Will and Judy Mitchell’s Meadow Farm is on the Avon Tyrrell Estate, which is one of the GWCT Waders for Real project hotspots. In five years the farmer-led project managed to reverse the decline of lapwing and redshank in the Avon Valley. The Mitchells’ tenant farm comprises 500 acres spread over different sites including water meadows and rough pasture.
Will and Judy are passionate about livestock. The family keeps chickens, ducks, pigs, sheep and goats, and the farm’s main source of income is a suckler herd of mixed native and Simmental beef cattle. Payment from the estate’s Higher Level Stewardship agreement has allowed a reduction in the number of cattle on the water meadows, which Will believes is crucial to lapwing success.

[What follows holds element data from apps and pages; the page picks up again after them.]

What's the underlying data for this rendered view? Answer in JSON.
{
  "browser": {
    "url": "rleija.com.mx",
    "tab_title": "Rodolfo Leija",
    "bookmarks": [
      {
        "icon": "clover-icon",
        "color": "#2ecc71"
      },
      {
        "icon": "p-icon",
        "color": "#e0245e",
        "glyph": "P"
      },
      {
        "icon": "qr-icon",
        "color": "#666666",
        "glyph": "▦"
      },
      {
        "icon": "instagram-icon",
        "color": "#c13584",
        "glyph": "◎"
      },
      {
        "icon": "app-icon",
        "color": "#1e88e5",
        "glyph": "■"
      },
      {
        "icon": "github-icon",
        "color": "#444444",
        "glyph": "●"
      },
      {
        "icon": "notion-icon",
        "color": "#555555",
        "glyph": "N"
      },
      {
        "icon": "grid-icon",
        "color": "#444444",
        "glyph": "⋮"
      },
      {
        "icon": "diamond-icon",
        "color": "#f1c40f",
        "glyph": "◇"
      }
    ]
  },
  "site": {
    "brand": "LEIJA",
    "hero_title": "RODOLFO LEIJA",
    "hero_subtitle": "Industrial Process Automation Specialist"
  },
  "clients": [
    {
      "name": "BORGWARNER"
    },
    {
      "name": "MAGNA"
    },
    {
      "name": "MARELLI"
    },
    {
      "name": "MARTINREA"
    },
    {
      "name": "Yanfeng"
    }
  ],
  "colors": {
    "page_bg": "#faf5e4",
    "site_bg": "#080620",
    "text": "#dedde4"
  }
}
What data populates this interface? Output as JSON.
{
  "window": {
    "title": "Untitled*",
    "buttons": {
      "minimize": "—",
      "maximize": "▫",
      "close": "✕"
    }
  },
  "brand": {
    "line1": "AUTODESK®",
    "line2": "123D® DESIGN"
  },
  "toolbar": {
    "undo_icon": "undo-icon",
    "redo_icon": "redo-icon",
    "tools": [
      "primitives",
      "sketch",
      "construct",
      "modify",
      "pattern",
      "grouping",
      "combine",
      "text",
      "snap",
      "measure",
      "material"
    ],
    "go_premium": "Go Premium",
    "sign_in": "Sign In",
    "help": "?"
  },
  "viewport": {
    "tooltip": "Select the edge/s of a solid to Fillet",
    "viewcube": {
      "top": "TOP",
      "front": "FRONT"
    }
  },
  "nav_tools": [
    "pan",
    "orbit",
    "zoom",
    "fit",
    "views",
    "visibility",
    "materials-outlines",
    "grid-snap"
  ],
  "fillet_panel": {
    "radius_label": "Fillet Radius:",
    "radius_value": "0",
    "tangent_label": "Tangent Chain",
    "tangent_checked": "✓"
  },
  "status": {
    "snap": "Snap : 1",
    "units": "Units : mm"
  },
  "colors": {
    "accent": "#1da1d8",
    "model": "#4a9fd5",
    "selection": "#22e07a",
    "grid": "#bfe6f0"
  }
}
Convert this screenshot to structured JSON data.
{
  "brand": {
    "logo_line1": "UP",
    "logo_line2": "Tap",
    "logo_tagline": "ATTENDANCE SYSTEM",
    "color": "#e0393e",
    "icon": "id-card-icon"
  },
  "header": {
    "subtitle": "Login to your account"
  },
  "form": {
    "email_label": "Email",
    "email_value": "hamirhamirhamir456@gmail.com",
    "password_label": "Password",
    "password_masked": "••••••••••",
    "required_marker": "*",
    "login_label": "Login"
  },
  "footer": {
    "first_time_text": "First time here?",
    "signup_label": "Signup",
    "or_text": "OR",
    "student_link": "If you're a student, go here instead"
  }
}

He said: “In the old days we took a cut of silage off the water meadows in the spring and then let all the young dairy cows on them for the rest of the summer so no waders would have been able to nest there.”
Will’s beef cattle are turned out as early as February, which goes against the normal advice, but they are the exception to the rule. He said: “The cows have access to the nearby barn so if the weather gets bad they come inside which avoids churning up the ground. It’s amazing how they know to avoid the lapwing nests and pass that knowledge on to the younger animals.”
The result is the ideal sward with tussocks and large hoof prints, which hold moisture and insects for the young chicks, so when the lapwing arrive they actually choose the fields where the cows are.
Will has supported the Waders for Real team in habitat work, creating scrapes and reinstating old ditch lines in his fields, and has taken out some ‘lookout’ trees favoured by crows and birds of prey. He would like to do more conservation work, but margins are tight and it depends on future Countryside Stewardship schemes delivering payments on time, which has not been the case in recent years. Will said: “The agri-environment support makes all the difference, but we will always try to do what we can for the birds.”